While there have been steps towards decriminalising marijuana for the terminally ill, there's been no action for those living with chronic pain.
People who take marijuana for pain relief are still technically criminals, and those who are supplying it to them are putting their lives on the line.
Co-leader of the Aotearoa Legalise Cannabis Party Maki Herbert is one of those people who are risking it all to relieve her own chronic pain and others who are suffering in her community.
"I'm not just doing this for myself - it's for everyone. The law sucks. They're just making criminals out of us."
In December, the Labour Party introduced the Misuse of Drugs Amendment Bill, which focused on providing a legal defence for the terminally ill with less than a year to live, to possess and use cannabis. In other words, they can use homegrown marijuana.

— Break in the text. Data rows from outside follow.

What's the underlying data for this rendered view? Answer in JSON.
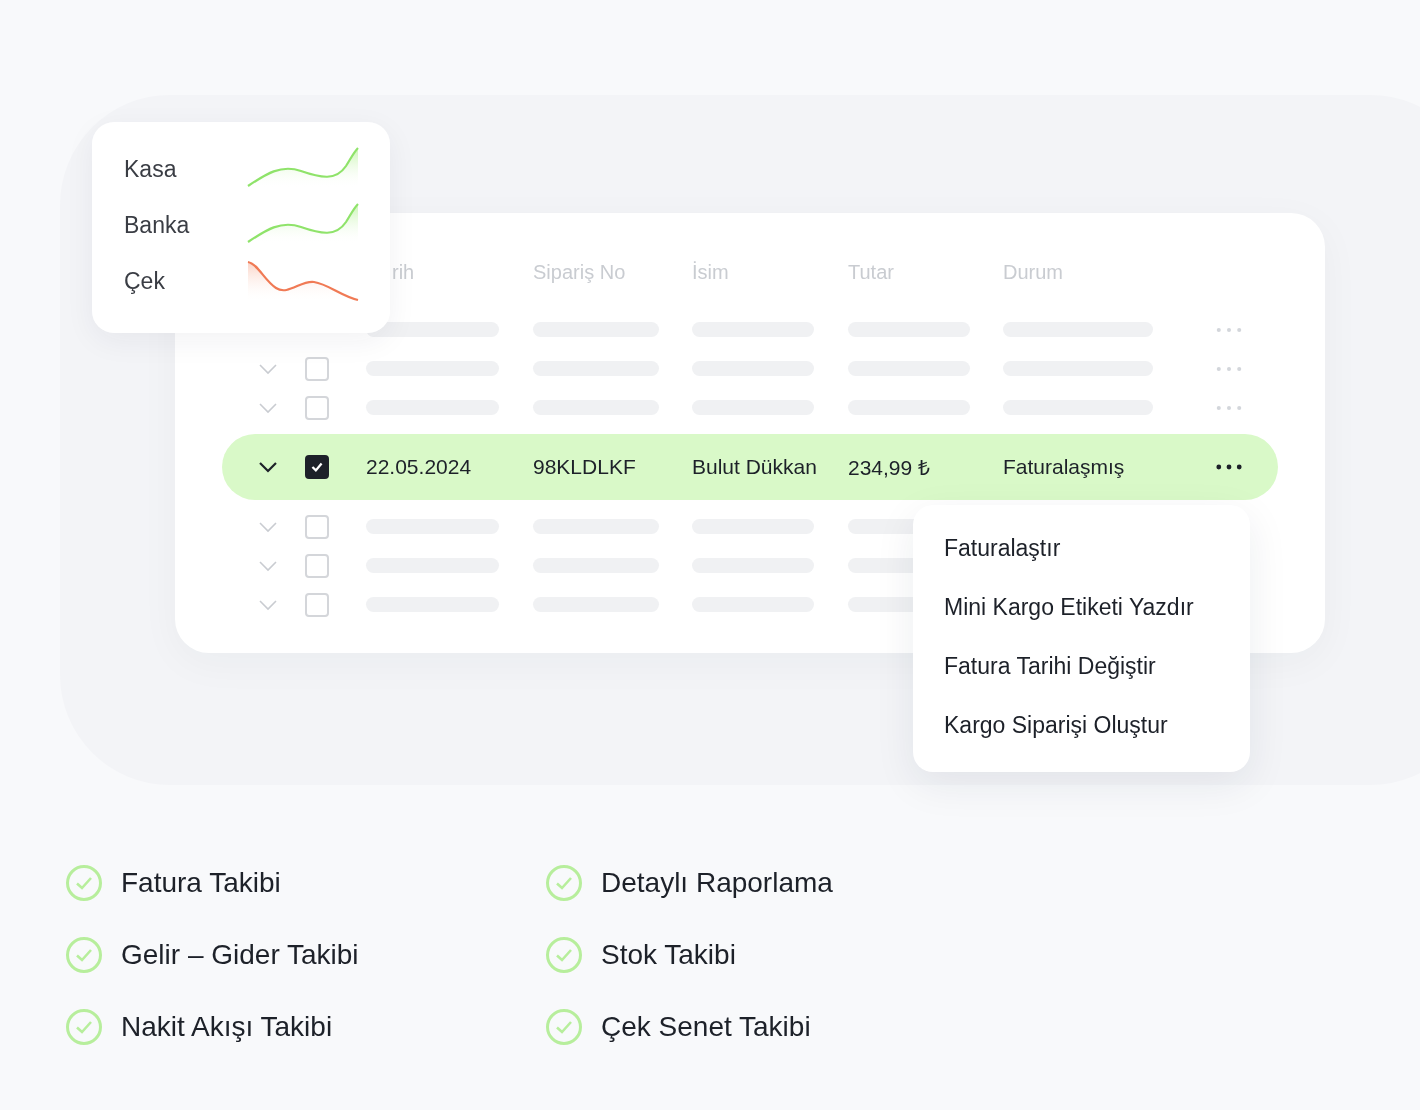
{
  "accounts": [
    {
      "label": "Kasa",
      "kind": "rising"
    },
    {
      "label": "Banka",
      "kind": "rising"
    },
    {
      "label": "Çek",
      "kind": "falling"
    }
  ],
  "table": {
    "columns": [
      "rih",
      "Sipariş No",
      "İsim",
      "Tutar",
      "Durum"
    ],
    "rows": [
      {
        "kind": "skeleton"
      },
      {
        "kind": "skeleton",
        "checked": false
      },
      {
        "kind": "skeleton",
        "checked": false
      },
      {
        "kind": "data",
        "selected": true,
        "checked": true,
        "cells": [
          "22.05.2024",
          "98KLDLKF",
          "Bulut Dükkan",
          "234,99 ₺",
          "Faturalaşmış"
        ]
      },
      {
        "kind": "skeleton-covered",
        "checked": false
      },
      {
        "kind": "skeleton-covered",
        "checked": false
      },
      {
        "kind": "skeleton-covered",
        "checked": false
      }
    ]
  },
  "context_menu": [
    "Faturalaştır",
    "Mini Kargo Etiketi Yazdır",
    "Fatura Tarihi Değiştir",
    "Kargo Siparişi Oluştur"
  ],
  "features": [
    "Fatura Takibi",
    "Detaylı Raporlama",
    "Gelir – Gider Takibi",
    "Stok Takibi",
    "Nakit Akışı Takibi",
    "Çek Senet Takibi"
  ]
}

"It's only catering for us very small sector of the community who have been given a death sentence anyway."
People like Ms Herbert are known as 'green fairies'. She says this Bill gives them no protection, and while chronic pain sufferers could get medicinal cannabis products through their doctors, it's far too expensive.
- Government rules terminally ill people allowed to smoke cannabis
- Helen Clark throws support behind medicinal cannabis
"A lot of our people can't afford the $1200, $1400 for a spray. We need to be thinking about affordability for our people - it can't be only for the rich because that's what it is at the moment."
Until further changes are made, Ms Herbert and those suffering with chronic pain using homegrown remedies will remain on the wrong side of the law.
"I believe in what I'm doing and there's a whole lot of other people who are like me, believe in what we're doing."
Watch the video for the full report.